Kristallnacht In Germany, open antisemitism became increasingly accepted, climaxing in the "Night of Broken Glass" (Kristallnacht) on November 9, Propaganda Minister Joseph Goebbels initiated this free-for-all against the Jews, during which nearly 1,000 synagogues were set on fire and 76 were destroyed. More than 7,000 Jewish businesses and homes were looted, about one hundred Jews were killed and as many as 30,000 Jews were arrested and sent to concentration camps to be tormented, many for months. Within days, the Nazis forced the Jews to transfer their businesses to Aryan hands and expelled all Jewish pupils from public schools. With brazen arrogance, the Nazis further persecuted the Jews by forcing them to pay for the damages of Kristallnacht.
Full Nazi Control On February 27, 1933, the Reichstag building went up in flames. Nazis immediately claimed that this was the beginning of a Communist revolution. This fact leads many historians to believe that Nazis actually set, or help set the fire. Others believe that a deranged Dutch Communist set the fire. The issue has never been resolved. This incident prompted Hitler to convince Hindenburg to issue a Decree for the Protection of People and State that granted Nazis sweeping power to deal with the so-called emergency. This laid the foundation for a police state. Within months of Hitler's appointment as Chancellor, the Dachau concentration camp was created. The Nazis began arresting Communists, Socialists, and labor leaders. Dachau became a training center for concentration camp guards and later commandants who were taught terror tactics to dehumanize their prisoners. Parliamentary democracy ended with the Reichstag passage of the Enabling Act, which allowed the government to issue laws without the Reichstag. As part of a policy of internal coordination, the Nazis created Special Courts to punish political dissent. In a parallel move from April to October, the regime passed civil laws that barred Jews from holding positions in the civil service, in legal and medical professions, and in teaching and university positions. The Nazis encouraged boycotts of Jewish-owned shops and businesses and began book burnings of writings by Jews and by others not approved by the Reich. Jews felt increasingly isolated from the rest of German society.

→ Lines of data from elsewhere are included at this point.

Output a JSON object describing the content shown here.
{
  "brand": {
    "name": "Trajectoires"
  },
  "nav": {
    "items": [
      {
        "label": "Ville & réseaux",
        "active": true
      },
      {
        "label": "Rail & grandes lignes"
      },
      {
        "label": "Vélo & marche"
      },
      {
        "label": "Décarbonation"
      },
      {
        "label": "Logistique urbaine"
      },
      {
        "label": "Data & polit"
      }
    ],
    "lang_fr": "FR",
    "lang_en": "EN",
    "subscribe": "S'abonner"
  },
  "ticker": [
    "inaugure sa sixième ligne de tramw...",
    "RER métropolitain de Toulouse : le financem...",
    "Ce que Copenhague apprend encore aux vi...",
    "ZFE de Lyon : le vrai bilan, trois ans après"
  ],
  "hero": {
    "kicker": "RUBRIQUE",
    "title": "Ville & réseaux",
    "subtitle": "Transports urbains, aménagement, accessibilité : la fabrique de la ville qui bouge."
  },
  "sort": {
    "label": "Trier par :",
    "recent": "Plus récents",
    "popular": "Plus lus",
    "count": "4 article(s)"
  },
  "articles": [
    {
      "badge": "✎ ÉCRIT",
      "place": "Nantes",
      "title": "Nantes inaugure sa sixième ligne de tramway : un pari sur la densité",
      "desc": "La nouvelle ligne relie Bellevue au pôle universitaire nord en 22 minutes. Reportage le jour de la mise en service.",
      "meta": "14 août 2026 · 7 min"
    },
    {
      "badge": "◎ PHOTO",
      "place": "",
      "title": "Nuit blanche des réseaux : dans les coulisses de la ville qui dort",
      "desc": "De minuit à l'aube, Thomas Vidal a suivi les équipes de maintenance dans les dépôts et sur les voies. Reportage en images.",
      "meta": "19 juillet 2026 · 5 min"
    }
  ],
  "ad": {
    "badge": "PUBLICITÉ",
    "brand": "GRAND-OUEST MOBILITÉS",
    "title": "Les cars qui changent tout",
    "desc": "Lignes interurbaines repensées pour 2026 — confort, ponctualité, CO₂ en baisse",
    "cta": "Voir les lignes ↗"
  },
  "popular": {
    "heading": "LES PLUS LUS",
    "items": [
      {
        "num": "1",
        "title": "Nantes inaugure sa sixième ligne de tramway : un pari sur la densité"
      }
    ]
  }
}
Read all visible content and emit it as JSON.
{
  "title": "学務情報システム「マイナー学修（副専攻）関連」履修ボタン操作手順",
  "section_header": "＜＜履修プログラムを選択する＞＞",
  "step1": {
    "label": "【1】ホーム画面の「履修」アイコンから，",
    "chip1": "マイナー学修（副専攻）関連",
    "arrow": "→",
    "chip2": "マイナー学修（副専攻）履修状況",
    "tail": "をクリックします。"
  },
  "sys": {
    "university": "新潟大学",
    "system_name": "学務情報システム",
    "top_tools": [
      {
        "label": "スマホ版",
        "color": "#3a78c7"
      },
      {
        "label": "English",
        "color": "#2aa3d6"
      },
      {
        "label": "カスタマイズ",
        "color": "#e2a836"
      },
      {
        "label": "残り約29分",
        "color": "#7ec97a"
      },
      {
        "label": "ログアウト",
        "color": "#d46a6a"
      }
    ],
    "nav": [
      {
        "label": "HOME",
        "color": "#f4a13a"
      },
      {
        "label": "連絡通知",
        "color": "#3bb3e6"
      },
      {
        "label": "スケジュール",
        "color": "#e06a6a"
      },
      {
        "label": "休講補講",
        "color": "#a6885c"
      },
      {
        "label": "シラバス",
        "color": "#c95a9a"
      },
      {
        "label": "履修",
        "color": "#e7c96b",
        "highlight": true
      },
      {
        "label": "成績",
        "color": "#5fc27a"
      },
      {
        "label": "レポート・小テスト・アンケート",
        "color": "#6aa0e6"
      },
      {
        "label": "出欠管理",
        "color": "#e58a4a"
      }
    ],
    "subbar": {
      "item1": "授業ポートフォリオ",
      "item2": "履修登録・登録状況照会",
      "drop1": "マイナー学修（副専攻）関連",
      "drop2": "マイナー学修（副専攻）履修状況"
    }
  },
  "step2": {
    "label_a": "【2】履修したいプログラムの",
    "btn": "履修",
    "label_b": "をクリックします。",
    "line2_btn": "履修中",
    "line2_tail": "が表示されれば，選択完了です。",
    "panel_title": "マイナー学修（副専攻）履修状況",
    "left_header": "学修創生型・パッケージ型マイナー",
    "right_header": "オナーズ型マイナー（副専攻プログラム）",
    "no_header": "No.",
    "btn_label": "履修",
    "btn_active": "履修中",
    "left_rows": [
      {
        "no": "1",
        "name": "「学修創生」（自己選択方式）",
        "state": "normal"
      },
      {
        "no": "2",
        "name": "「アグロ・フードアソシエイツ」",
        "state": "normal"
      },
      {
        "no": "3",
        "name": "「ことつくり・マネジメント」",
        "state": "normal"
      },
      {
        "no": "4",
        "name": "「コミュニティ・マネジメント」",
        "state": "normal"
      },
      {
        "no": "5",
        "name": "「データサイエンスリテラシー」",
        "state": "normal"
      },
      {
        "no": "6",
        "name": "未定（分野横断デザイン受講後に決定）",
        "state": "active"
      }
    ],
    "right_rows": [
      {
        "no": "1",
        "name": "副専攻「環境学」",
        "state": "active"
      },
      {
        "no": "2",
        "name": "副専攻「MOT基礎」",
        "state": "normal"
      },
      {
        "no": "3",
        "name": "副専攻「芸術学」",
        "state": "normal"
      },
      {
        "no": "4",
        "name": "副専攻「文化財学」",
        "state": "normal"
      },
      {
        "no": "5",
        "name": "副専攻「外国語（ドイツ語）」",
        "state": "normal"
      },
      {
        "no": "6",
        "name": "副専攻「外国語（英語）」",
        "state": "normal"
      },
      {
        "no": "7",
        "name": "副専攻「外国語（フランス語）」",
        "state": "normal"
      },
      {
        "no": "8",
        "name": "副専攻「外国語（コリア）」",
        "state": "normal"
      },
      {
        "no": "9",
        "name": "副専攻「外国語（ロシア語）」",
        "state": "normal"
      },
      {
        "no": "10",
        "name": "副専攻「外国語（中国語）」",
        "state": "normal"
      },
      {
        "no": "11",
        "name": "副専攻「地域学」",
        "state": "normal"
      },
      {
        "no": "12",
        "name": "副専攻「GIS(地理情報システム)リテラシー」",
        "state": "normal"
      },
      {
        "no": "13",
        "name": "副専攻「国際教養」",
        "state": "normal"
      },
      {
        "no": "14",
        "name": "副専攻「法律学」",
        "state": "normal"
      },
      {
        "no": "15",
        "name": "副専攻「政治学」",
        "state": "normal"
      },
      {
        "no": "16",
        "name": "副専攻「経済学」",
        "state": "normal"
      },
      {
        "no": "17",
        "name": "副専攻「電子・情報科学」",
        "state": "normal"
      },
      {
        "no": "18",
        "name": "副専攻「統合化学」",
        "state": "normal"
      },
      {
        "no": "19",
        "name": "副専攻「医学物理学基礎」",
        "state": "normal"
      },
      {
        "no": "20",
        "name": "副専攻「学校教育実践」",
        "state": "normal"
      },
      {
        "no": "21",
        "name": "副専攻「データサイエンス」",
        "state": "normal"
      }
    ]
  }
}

Jewish State With the establishment of the State of Israel in May 1948, Jewish displaced persons and refugees began streaming into the new sovereign state. Possibly as many as 170,000 Jewish displaced persons and refugees had immigrated to Israel by 1953.Israel

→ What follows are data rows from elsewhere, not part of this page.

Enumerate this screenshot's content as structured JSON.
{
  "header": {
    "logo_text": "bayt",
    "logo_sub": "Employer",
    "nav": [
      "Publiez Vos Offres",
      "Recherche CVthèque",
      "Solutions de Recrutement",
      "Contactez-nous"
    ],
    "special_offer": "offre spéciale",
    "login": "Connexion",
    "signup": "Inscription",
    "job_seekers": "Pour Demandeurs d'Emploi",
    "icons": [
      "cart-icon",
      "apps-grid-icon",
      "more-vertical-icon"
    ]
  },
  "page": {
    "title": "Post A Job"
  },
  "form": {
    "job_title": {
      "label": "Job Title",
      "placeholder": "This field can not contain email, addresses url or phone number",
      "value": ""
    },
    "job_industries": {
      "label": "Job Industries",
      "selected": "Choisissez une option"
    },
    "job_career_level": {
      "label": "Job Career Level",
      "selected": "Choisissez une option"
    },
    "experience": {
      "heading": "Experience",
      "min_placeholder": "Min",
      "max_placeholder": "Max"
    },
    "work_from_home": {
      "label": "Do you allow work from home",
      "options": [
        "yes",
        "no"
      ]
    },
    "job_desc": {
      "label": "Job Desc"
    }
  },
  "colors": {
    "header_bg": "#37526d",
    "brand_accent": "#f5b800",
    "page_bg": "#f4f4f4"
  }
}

Loosened Immigration policies world wide In December 1945, President Harry Truman issued a directive that loosened quota restrictions on immigration to the US of persons displaced by the Nazi regime. Under this directive, more than 41,000 displaced persons immigrated to the United States; approximately 28,000 were Jews. In 1948, the US Congress passed the Displaced Persons Act, which provided approximately 400,000 US immigration visas for displaced persons between January 1, 1949, and December 31, Of the 400,000 displaced persons who entered the US under the DP Act, approximately 68,000 were Jews. Other Jewish refugees in Europe emigrated as displaced persons or refugees to Canada, Australia, New Zealand, western Europe, Mexico, South America, and South Africa.

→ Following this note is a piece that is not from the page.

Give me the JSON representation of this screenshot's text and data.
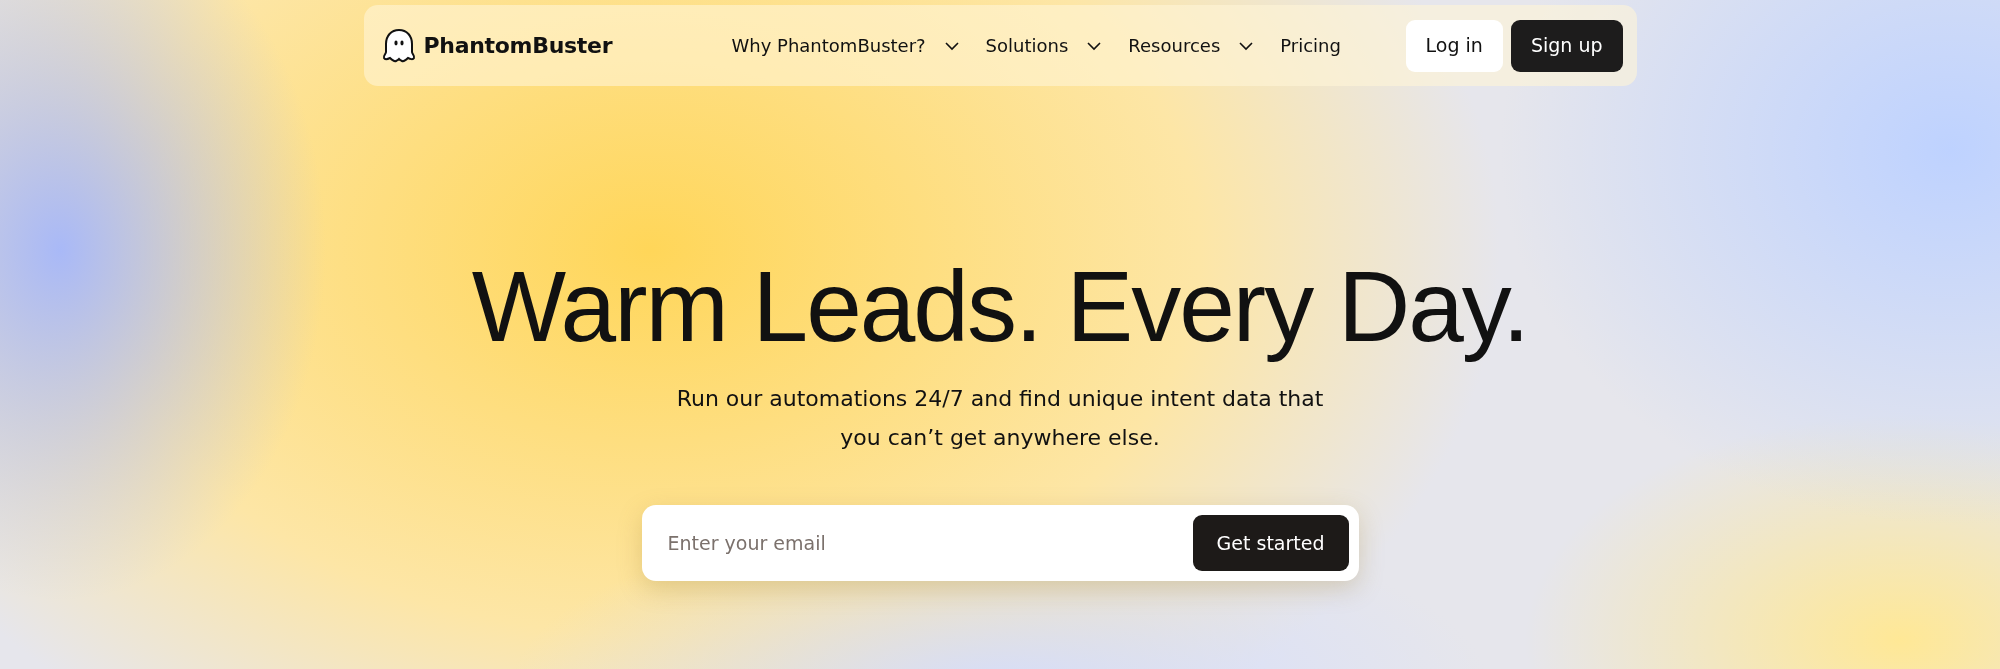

WWI Ended Treaty of Versailles’ Demands on Germany Hyperinflation Great Depression Nazis rose to power Anti-Jew Laws Kristallnacht Ghettos Concentration & Death Camps Liberation Israel Created for Jews World-wide Immigration Policies